US President Donald Trump on Saturday invited his Philippine counterpart Rodrigo Duterte to Washington in a "friendly" call in which the leaders discussed the "threat" of North Korea, the White House said.
The announcement comes amid rising tensions over Pyongyang's nuclear and missile programs following its latest test-fire, as well international criticism of Duterte's drug crackdown that has claimed thousands of lives.
"It was a very friendly conversation, in which the two leaders discussed the concerns of the Association of Southeast Asian Nations (ASEAN) regarding regional security, including the threat posed by North Korea," the statement said.

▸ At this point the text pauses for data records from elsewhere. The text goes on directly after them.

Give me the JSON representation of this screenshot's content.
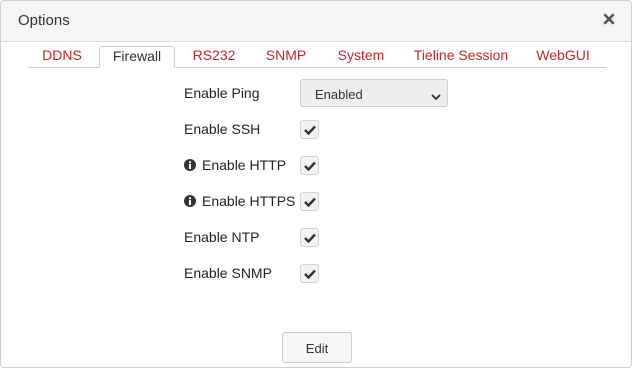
{
  "dialog": {
    "title": "Options",
    "close_icon": "close-icon"
  },
  "tabs": [
    {
      "label": "DDNS",
      "active": false
    },
    {
      "label": "Firewall",
      "active": true
    },
    {
      "label": "RS232",
      "active": false
    },
    {
      "label": "SNMP",
      "active": false
    },
    {
      "label": "System",
      "active": false
    },
    {
      "label": "Tieline Session",
      "active": false
    },
    {
      "label": "WebGUI",
      "active": false
    }
  ],
  "firewall": {
    "ping": {
      "label": "Enable Ping",
      "value": "Enabled"
    },
    "ssh": {
      "label": "Enable SSH",
      "checked": true
    },
    "http": {
      "label": "Enable HTTP",
      "checked": true,
      "icon": "info-icon"
    },
    "https": {
      "label": "Enable HTTPS",
      "checked": true,
      "icon": "info-icon"
    },
    "ntp": {
      "label": "Enable NTP",
      "checked": true
    },
    "snmp": {
      "label": "Enable SNMP",
      "checked": true
    }
  },
  "footer": {
    "edit_label": "Edit"
  },
  "colors": {
    "tab_text": "#c0272d",
    "active_tab_text": "#333333"
  }
}
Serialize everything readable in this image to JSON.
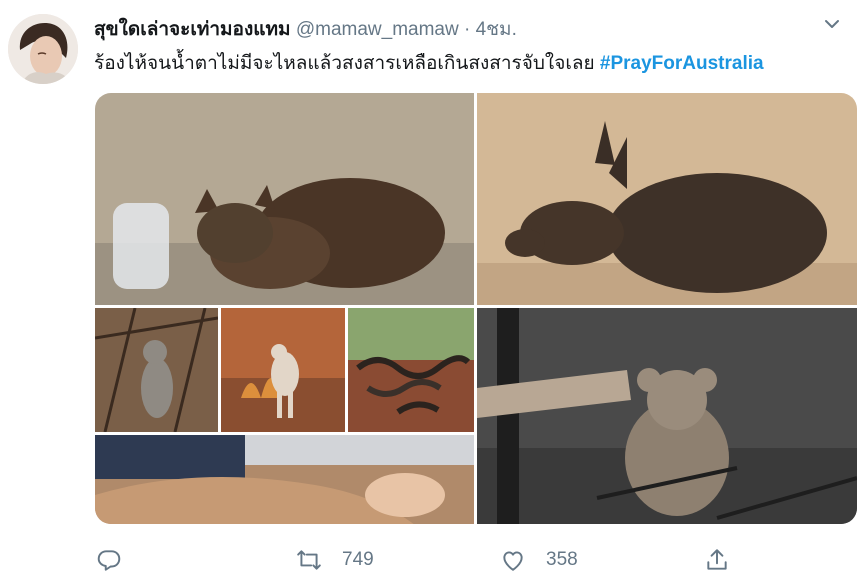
{
  "tweet": {
    "display_name": "สุขใดเล่าจะเท่ามองแทม",
    "handle": "@mamaw_mamaw",
    "separator": "·",
    "time": "4ชม.",
    "text": "ร้องไห้จนน้ำตาไม่มีจะไหลแล้วสงสารเหลือเกินสงสารจับใจเลย",
    "hashtag": "#PrayForAustralia"
  },
  "actions": {
    "reply_icon": "reply-icon",
    "retweet_icon": "retweet-icon",
    "retweet_count": "749",
    "like_icon": "heart-icon",
    "like_count": "358",
    "share_icon": "share-icon"
  },
  "colors": {
    "hashtag": "#1b95e0",
    "muted": "#657786",
    "name": "#14171a"
  }
}
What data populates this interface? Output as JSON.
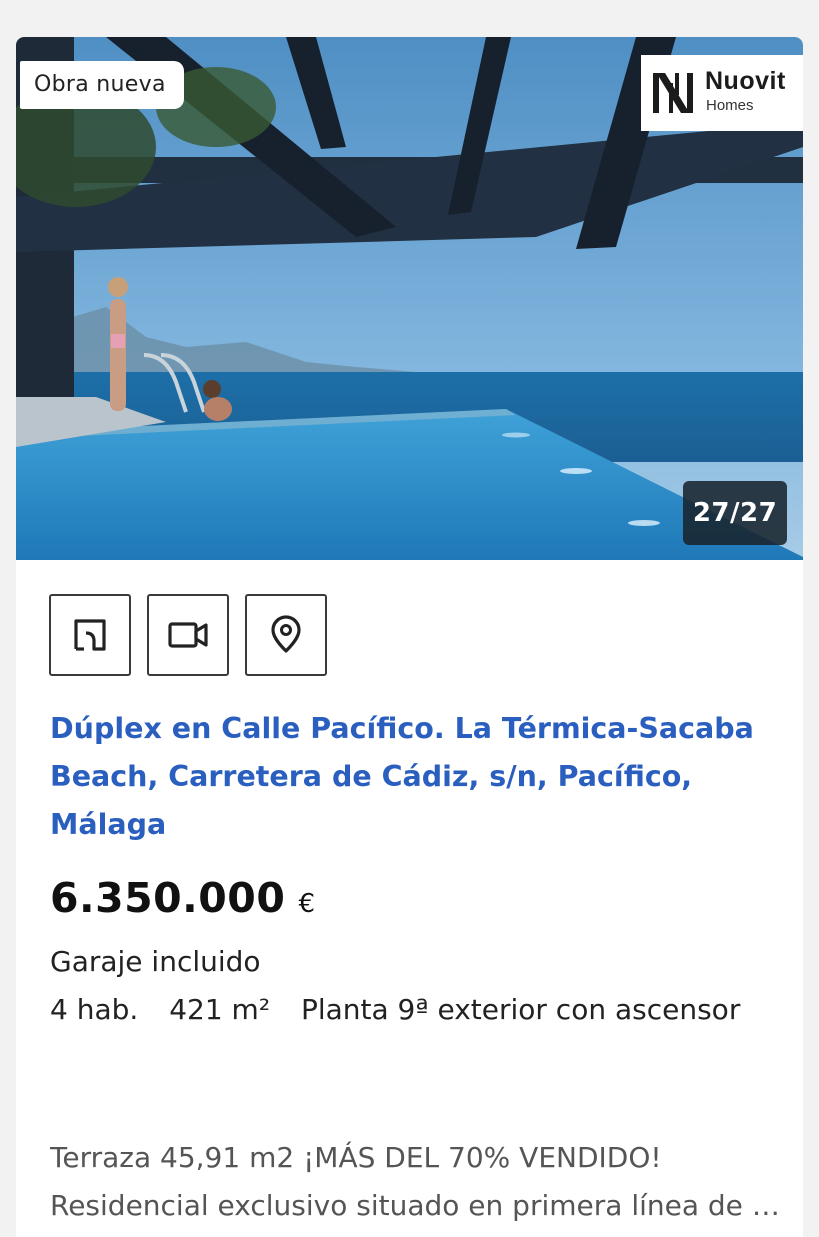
{
  "listing": {
    "badge": "Obra nueva",
    "agency": {
      "name": "Nuovit",
      "subtitle": "Homes"
    },
    "photo_counter": "27/27",
    "actions": [
      {
        "icon": "floor-plan-icon",
        "label": "Plano"
      },
      {
        "icon": "video-camera-icon",
        "label": "Vídeo"
      },
      {
        "icon": "map-pin-icon",
        "label": "Mapa"
      }
    ],
    "title": "Dúplex en Calle Pacífico. La Térmica-Sacaba Beach, Carretera de Cádiz, s/n, Pacífico, Málaga",
    "price": "6.350.000",
    "currency": "€",
    "garage": "Garaje incluido",
    "rooms": "4 hab.",
    "area": "421 m²",
    "floor": "Planta 9ª exterior con ascensor",
    "description_line1": "Terraza 45,91 m2 ¡MÁS DEL 70% VENDIDO!",
    "description_line2": "Residencial exclusivo situado en primera línea de playa"
  },
  "colors": {
    "title_link": "#2a5fbf",
    "counter_bg": "#18242e",
    "page_bg": "#f2f2f2"
  }
}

The leaders also "discussed the fact that the Philippine government is fighting very hard to rid its country of drugs, a scourge that affects many countries throughout the world."
The Philippine president has relentlessly railed against criticism of his drug war, which Amnesty International and other rights groups have warned may amount to a crime against humanity.

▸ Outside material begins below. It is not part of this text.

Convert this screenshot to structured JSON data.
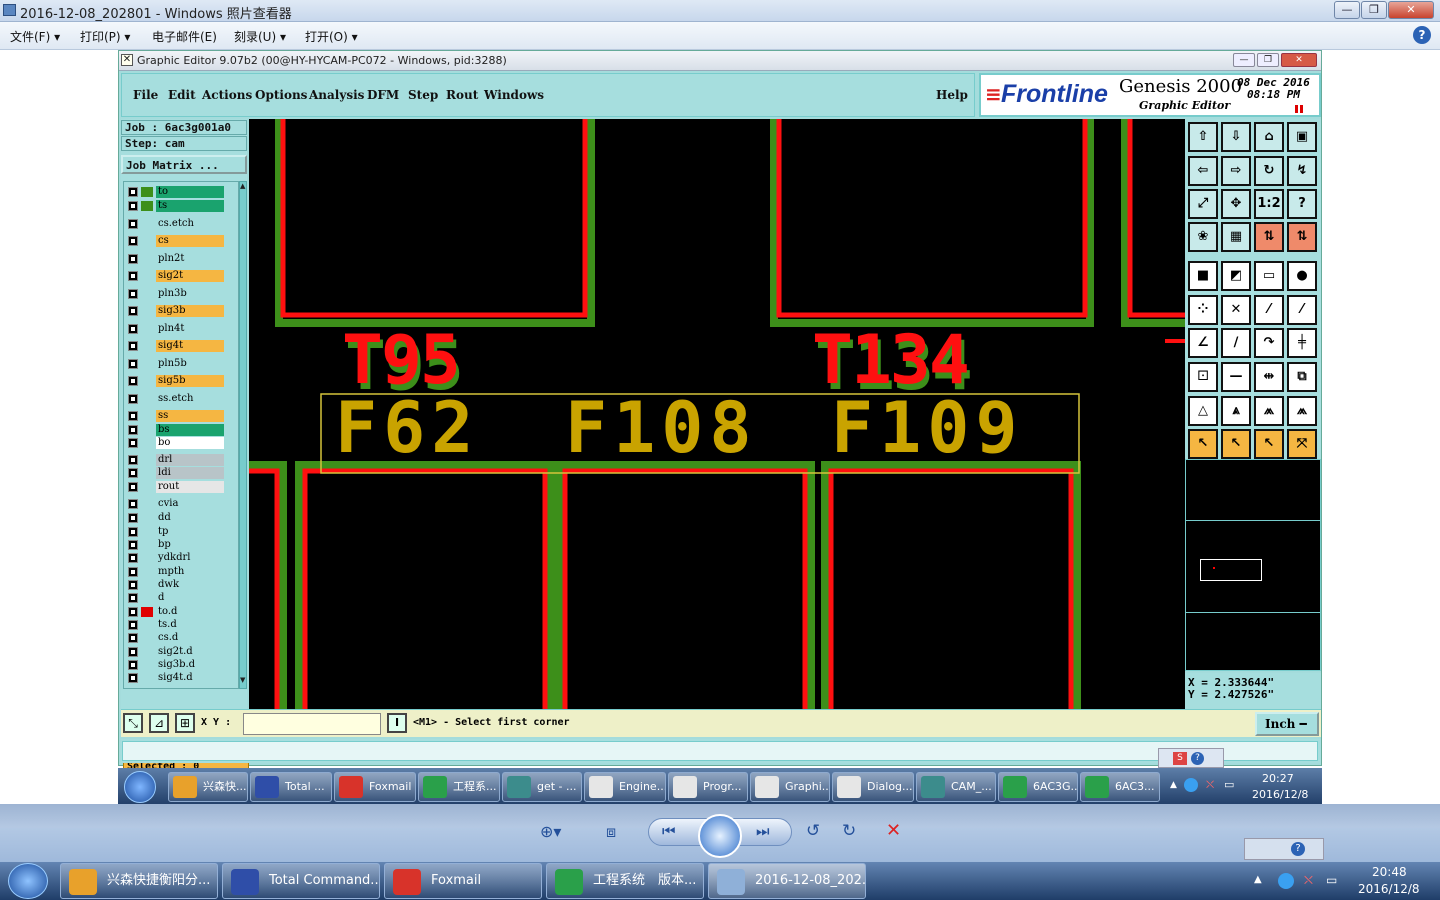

Duterte last year branded then US president Barack Obama a "son of a whore" for criticizing the drug war, and more recently called European lawmakers "crazies" for issuing a statement condemning the killings.
The White House said Trump "enjoyed the conversation" and looks forward to attending the key US-ASEAN and East Asia summits in the Philippines in November.

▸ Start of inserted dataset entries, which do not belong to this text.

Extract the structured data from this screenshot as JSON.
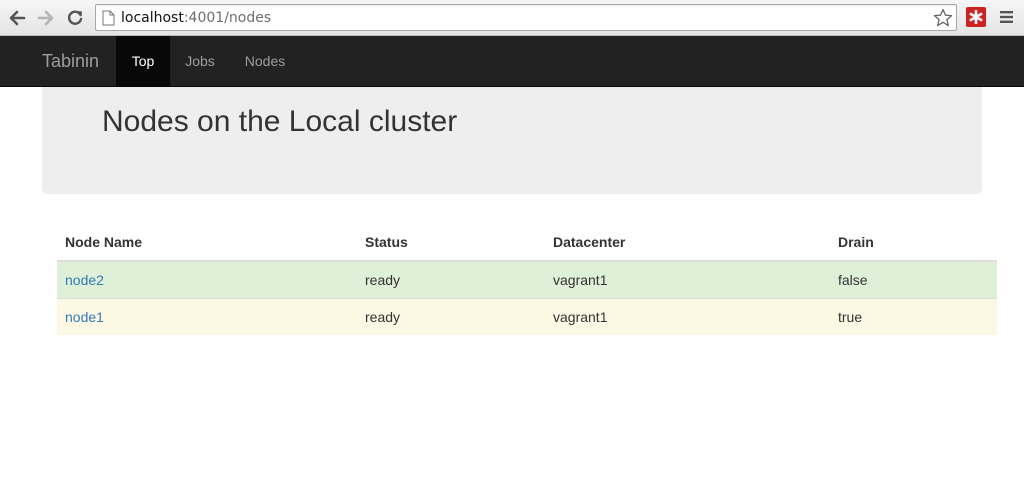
{
  "browser": {
    "url_host": "localhost",
    "url_rest": ":4001/nodes"
  },
  "navbar": {
    "brand": "Tabinin",
    "items": [
      {
        "label": "Top",
        "active": true
      },
      {
        "label": "Jobs",
        "active": false
      },
      {
        "label": "Nodes",
        "active": false
      }
    ]
  },
  "page": {
    "title": "Nodes on the Local cluster"
  },
  "table": {
    "headers": [
      "Node Name",
      "Status",
      "Datacenter",
      "Drain"
    ],
    "rows": [
      {
        "name": "node2",
        "status": "ready",
        "datacenter": "vagrant1",
        "drain": "false",
        "variant": "success"
      },
      {
        "name": "node1",
        "status": "ready",
        "datacenter": "vagrant1",
        "drain": "true",
        "variant": "warning"
      }
    ]
  },
  "colors": {
    "navbar_bg": "#222222",
    "navbar_active_bg": "#080808",
    "jumbotron_bg": "#eeeeee",
    "link": "#337ab7",
    "row_success": "#dff0d8",
    "row_warning": "#fcf8e3",
    "extension_red": "#cc2222"
  },
  "icons": {
    "back": "back-arrow-icon",
    "forward": "forward-arrow-icon",
    "reload": "reload-icon",
    "page": "page-icon",
    "bookmark": "star-icon",
    "extension": "extension-icon",
    "menu": "hamburger-menu-icon"
  }
}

"President Trump also invited President Duterte to the White House to discuss the importance of the United States-Philippines alliance, which is now heading in a very positive direction."
There has been concern about Duterte's efforts to loosen the Philippines' long-standing alliance with the United States as he looks to court China.
Vice President Mike Pence had announced earlier this month that Trump would attend the Asian meetings as a sign of "unwavering commitment" to the region.